During the representation by Wong’s counsel, it was argued that Wong did not participate in the coordination meetings and did not sign the “Loyalty to the End” declaration. Wong’s focus has always been on livelihood issues. The counsel admitted that Wong mentioned using constitutional powers and means to fight for the five demands, including vetoing budget proposals, during an election forum. The counsel explained that Wong was under attack by other radical candidates at the time and felt nervous, leading her to make those remarks, which were inconsistent with her personality. The counsel argued that Wong’s role in the primary election was passive and should be classified as “other participants.” Representing former Legislative Council member Claudia Mo, her counsel argued that although the case mentioned Benny Tai seeking Mo’s opinion on the legality of the primary, Mo also expressed her hope for international support. However, the counsel emphasized that Mo did not organize the primary and deeply regretted her involvement, suggesting a sentencing starting point of 5 to 6 years.

During the plea hearing, Lester Shum’s counsel read out a letter written by Shum himself, expressing deep reflection and regret. Shum acknowledged that indiscriminately vetoing budget proposals would affect people’s livelihoods and threaten national security. He apologised to the public and hoped for forgiveness. Ho Kai-ming’s counsel stated that Ho had already reflected on his actions and would stay away from politics in the future, with a very low chance of reoffending. The counsel hoped that the court would impose a sentence of no more than 3 years. Nathan Lau’s representative argued that Lau mistakenly believed his actions were legal, and considering all factors, the court should classify him as “other participants.” Wong’s counsel stated that even though Wong actively participated, he should not be considered at the higher end of the sentencing range.

A senior barrister representing Frankie Fung highlighted the defendants’ motives, noting that unlike typical cases involving robbery or drug trafficking, the defendants had the best intentions and employed peaceful means. Furthermore, if the primary posed a severe threat to national security, law enforcement agencies should have made arrests shortly after the National Security Law came into effect in January 2021. However, the arrests were made much later.
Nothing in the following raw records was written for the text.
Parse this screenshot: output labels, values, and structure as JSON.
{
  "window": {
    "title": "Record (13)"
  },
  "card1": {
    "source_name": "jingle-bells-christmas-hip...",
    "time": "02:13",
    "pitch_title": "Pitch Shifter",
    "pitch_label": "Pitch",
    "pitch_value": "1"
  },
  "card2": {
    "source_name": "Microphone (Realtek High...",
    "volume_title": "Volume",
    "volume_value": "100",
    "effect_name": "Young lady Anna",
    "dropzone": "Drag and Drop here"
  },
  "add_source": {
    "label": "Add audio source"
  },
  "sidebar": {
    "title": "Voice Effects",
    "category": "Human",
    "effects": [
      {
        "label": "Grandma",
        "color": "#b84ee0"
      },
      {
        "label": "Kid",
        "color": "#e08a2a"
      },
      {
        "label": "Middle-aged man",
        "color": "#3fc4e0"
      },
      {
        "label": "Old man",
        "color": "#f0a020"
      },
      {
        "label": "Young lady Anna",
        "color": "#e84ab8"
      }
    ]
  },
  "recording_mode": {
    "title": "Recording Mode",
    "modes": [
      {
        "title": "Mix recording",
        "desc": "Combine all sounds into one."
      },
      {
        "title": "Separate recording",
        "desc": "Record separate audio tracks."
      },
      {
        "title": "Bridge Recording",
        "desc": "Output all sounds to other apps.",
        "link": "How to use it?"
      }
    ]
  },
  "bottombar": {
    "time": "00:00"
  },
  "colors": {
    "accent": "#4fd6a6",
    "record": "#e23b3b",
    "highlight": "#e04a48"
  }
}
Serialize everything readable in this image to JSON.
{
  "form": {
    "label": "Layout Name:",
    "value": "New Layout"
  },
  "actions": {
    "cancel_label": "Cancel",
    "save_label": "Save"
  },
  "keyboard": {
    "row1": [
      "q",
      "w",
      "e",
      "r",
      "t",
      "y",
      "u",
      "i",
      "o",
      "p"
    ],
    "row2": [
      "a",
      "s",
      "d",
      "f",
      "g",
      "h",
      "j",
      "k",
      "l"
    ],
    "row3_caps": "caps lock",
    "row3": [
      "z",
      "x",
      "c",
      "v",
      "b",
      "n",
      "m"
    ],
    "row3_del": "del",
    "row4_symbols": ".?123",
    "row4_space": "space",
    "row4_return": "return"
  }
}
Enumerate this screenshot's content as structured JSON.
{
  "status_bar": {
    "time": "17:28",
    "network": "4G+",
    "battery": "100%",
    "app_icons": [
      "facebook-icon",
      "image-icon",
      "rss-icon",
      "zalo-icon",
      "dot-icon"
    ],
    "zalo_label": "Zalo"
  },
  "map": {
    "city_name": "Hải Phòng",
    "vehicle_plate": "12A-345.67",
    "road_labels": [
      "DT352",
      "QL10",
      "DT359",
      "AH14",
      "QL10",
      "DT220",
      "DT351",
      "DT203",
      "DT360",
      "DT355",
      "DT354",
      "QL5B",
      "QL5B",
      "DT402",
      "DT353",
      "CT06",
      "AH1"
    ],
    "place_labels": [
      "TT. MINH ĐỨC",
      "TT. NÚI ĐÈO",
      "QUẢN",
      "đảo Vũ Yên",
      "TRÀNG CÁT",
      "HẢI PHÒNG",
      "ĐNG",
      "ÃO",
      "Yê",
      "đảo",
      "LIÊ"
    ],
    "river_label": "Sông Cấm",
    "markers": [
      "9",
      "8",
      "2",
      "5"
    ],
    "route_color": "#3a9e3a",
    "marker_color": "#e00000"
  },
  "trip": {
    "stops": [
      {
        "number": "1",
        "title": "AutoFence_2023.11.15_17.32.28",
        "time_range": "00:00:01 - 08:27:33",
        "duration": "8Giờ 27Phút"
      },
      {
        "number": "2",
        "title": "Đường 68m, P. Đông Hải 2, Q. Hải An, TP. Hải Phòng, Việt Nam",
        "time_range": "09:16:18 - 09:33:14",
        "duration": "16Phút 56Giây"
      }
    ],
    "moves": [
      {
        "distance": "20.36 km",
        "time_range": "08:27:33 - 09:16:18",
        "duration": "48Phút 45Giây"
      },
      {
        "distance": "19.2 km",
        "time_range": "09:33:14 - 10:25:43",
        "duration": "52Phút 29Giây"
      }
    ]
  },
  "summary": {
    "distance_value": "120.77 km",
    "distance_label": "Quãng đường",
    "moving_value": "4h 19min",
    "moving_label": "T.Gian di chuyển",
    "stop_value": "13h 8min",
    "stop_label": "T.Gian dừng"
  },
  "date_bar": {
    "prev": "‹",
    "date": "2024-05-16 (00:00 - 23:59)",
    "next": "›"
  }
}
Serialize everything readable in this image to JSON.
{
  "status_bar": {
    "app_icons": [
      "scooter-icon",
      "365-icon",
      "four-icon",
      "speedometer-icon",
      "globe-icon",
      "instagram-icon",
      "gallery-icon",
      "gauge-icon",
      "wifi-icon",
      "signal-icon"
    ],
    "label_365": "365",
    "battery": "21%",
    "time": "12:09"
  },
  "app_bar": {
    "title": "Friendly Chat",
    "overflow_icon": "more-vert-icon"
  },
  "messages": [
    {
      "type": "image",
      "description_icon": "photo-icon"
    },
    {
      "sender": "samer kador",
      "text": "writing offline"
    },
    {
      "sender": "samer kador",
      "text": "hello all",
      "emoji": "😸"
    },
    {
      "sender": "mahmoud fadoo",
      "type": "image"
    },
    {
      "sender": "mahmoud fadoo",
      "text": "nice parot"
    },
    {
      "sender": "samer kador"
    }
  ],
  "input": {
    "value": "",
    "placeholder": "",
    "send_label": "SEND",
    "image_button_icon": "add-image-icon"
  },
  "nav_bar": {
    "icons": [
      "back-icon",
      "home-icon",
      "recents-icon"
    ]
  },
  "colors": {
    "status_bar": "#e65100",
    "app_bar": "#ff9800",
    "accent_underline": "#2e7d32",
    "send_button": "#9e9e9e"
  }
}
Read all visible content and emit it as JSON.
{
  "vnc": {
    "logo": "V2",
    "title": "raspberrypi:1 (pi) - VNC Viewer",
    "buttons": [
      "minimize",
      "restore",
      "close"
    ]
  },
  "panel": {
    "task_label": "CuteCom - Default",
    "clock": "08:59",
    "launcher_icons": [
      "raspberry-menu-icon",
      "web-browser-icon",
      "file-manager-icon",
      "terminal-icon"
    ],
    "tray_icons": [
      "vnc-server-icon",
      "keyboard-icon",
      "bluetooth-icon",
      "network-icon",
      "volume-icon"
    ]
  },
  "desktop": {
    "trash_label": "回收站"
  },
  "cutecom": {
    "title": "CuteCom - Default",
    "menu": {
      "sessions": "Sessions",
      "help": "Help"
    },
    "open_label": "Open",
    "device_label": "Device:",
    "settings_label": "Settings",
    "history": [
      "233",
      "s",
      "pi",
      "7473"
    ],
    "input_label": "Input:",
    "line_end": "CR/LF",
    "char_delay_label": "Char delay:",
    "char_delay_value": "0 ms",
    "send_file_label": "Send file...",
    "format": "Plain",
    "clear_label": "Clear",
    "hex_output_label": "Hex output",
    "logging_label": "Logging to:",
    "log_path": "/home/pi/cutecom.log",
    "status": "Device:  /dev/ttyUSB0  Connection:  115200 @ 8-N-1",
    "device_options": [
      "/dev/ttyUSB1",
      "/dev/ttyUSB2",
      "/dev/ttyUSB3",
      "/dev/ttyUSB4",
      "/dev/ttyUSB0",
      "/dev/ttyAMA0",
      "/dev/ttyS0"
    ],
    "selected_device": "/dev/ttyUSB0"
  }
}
The senior barrister mentioned that Fung had personally written a letter of apology to the pro-democracy activists he had criticized. During the plea stage, there was a minor incident when the judge interrupted the senior barrister’s submissions, sternly warning the defendants not to communicate with the public during the court session, or else they would be promptly removed to another courtroom for observation.

The plea hearings will continue tomorrow, and the court will consider the submissions made by the defendants and their legal representatives before determining the sentences.